Accra, June 8, GNA- President John Agyekum Kufuor's invitation to the G8 Summit is an opportunity for him to push his African agenda forward. Mr Kwabena Agyei Agyepong, Press Secretary to the President, who made this assertion said President Kufuor's agenda for Africa at the Summit was more trade for Africa to get into the mainstream of globalisation. The assertion was contained in a statement issued by the Office of the Press Secretary in Accra on Tuesday. The statement said: " President Kufuor together with five other African leaders at the Summit would discuss how to co-operate to accelerate private sector led growth and development in Africa". Mr Agyepong said, " Africa contributes 1.5 per cent of Foreign Direct Investments (FDI) of the world economy and has been marginalized in terms of world trade. It is high time the world brought Africa back into the mainstream of the world economy". He said this could be possible when Africans had better access to the world market, better and fair terms of trade to ensure that subsidies given to western farmers did not displace African peasant farmers out of the world economy.
Mr Agyepong said President Kufuor would also put the prevalent rate of HIV/AIDS in Ghana before the Summit to enable her benefit from US President George W. Bush's 15 million dollars emergency account to fight the menace in Africa.
The Summit is scheduled for Georgia, USA on June 10. G-8 summit opens in US SAVANNAH, United States, June 8 -- The 2004 summit of the Group of the Eight (G-8) opened here in an informal setting inSea Island, the southeastern US state of Georgia, on Tuesday evening with a social dinner hosted by US President George W. Bushfor his seven counterparts from major western industrialized nations and the European Union.
The three-day annual summit, the 30th of its kind, brings leaders from Canada, France, Germany, Italy, Japan, Russia, Britain and the United States to discuss a wide range of issues such as Iraq, the war on terror and proliferation, with focus on Bush's broader Middle East plan.
The European Union also attends the G-8 summit, represented by Romano Prodi, president of the European Commission, and the prime minister of Ireland, which is holding the rotating presidency of the European Union.
Bush will hold bilateral meetings with leaders of Japan, Germany, Russia and Canada respectively on Wednesday.
G-8 leaders would agree to launch many new initiatives "to advance freedom" by strengthening international cooperation, Condoleezza Rice, Bush's national security adviser, said Monday.
They are expected to take new actions to promote freedom, democracy and prosperity in the broader Middle East, to counter the proliferation of weapons of mass destruction and to counter the proliferation of weapons of mass destruction, and discuss the war on terror, global peacekeeping efforts, global economy and trade, poverty, health, famine and environment, she said.

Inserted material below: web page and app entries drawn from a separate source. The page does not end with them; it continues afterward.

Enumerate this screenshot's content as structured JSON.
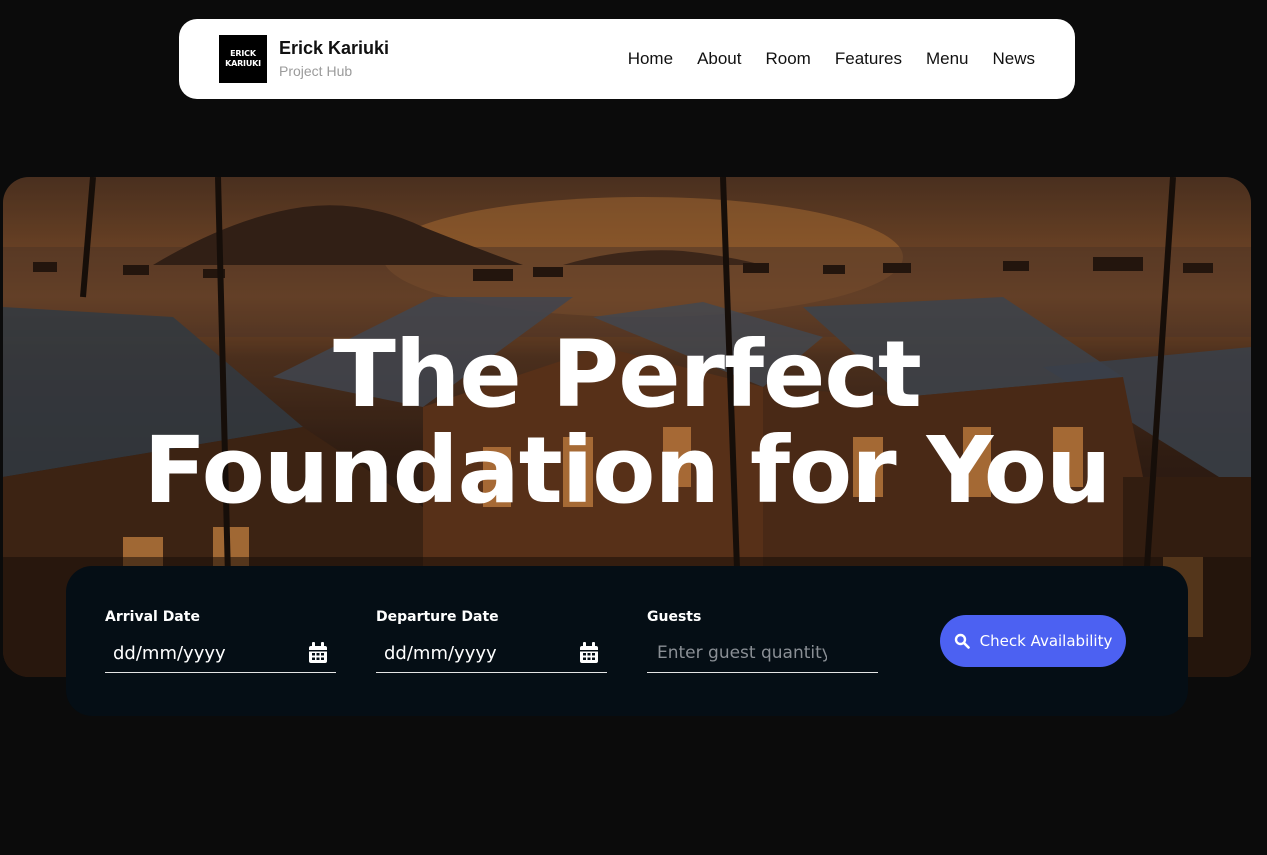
{
  "navbar": {
    "logo_line1": "ERICK",
    "logo_line2": "KARIUKI",
    "brand_name": "Erick Kariuki",
    "brand_sub": "Project Hub",
    "links": [
      "Home",
      "About",
      "Room",
      "Features",
      "Menu",
      "News"
    ]
  },
  "hero": {
    "title_line1": "The Perfect",
    "title_line2": "Foundation for You"
  },
  "booking": {
    "arrival_label": "Arrival Date",
    "arrival_value": "dd/mm/yyyy",
    "departure_label": "Departure Date",
    "departure_value": "dd/mm/yyyy",
    "guests_label": "Guests",
    "guests_placeholder": "Enter guest quantity",
    "button_label": "Check Availability",
    "button_icon": "search-icon",
    "date_icon": "calendar-icon"
  },
  "colors": {
    "page_bg": "#0b0b0b",
    "booking_bg": "#050e15",
    "button_accent": "#4c61f2",
    "navbar_bg": "#ffffff"
  }
}
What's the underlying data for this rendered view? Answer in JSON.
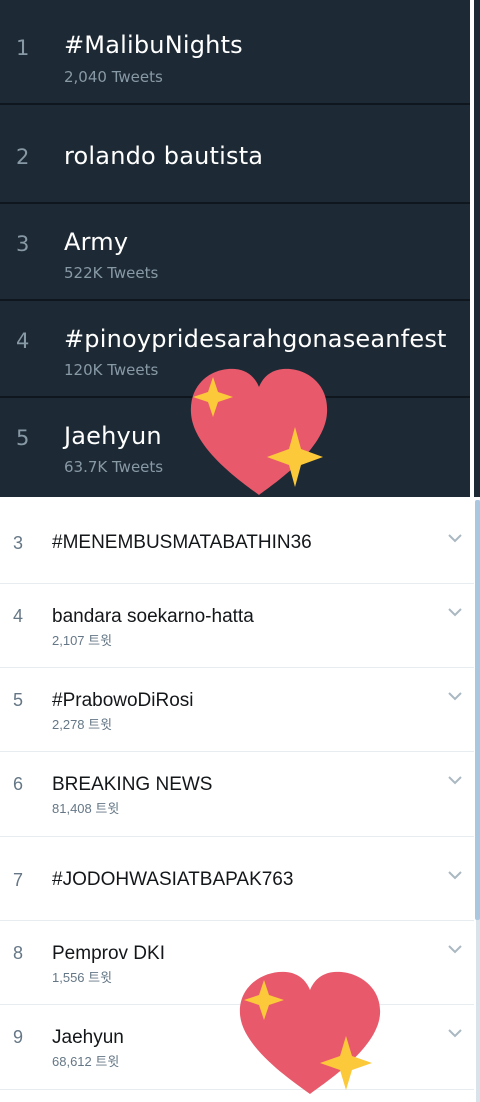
{
  "dark_trends": [
    {
      "rank": "1",
      "name": "#MalibuNights",
      "count": "2,040 Tweets"
    },
    {
      "rank": "2",
      "name": "rolando bautista",
      "count": ""
    },
    {
      "rank": "3",
      "name": "Army",
      "count": "522K Tweets"
    },
    {
      "rank": "4",
      "name": "#pinoypridesarahgonaseanfest",
      "count": "120K Tweets"
    },
    {
      "rank": "5",
      "name": "Jaehyun",
      "count": "63.7K Tweets"
    }
  ],
  "light_trends": [
    {
      "rank": "3",
      "name": "#MENEMBUSMATABATHIN36",
      "count": ""
    },
    {
      "rank": "4",
      "name": "bandara soekarno-hatta",
      "count": "2,107 트윗"
    },
    {
      "rank": "5",
      "name": "#PrabowoDiRosi",
      "count": "2,278 트윗"
    },
    {
      "rank": "6",
      "name": "BREAKING NEWS",
      "count": "81,408 트윗"
    },
    {
      "rank": "7",
      "name": "#JODOHWASIATBAPAK763",
      "count": ""
    },
    {
      "rank": "8",
      "name": "Pemprov DKI",
      "count": "1,556 트윗"
    },
    {
      "rank": "9",
      "name": "Jaehyun",
      "count": "68,612 트윗"
    }
  ],
  "stickers": [
    {
      "icon": "sparkling-heart-icon",
      "heart_color": "#e85a6b",
      "sparkle_color": "#fcc93a"
    },
    {
      "icon": "sparkling-heart-icon",
      "heart_color": "#e85a6b",
      "sparkle_color": "#fcc93a"
    }
  ]
}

Leaders from Afghanistan, Algeria, Bahrain, Jordan, Yemen and Turkey are invited to attend the G-8 Summit on Wednesday, with theIraq issue expected to be core issue.
On Thursday, G-8 leaders will have lunch with African leaders from Algeria, Ghana, Nigeria, Senegal, South Africa, and Uganda todiscuss topics like famine/food, security, peacekeeping, development and HIV/AIDS.
This year's summit features a keen interest of American officials in inviting journalists to interview US administration officials, on topics ranging from AIDS/HIV to debt relief for African countries, and from the war on terror to international security.
As Bush has designated all summit venues National Security Special Event sites, security for the summit has been particularlytight this year.
Some 20,000 police and security agents were reportedly mobilized to secure the Sea Island, the meeting place for summit, and some of them received anti-terror and anti-riot training one year ago.
The US Federal Aviation Administration has closed the air spacewithin a 65 km radius of Sea Island, and the restriction will remain effective until Friday, June 11, with permission given onlyto US military planes and helicopters and those flown by law-enforcement agencies.
One of the biggest concerns of the organizers is how to protectthe participants from terrorist attacks. US authorities announced last month that terrorists were planning a major attack on the United States this summer with the summit as a possible target. Enditem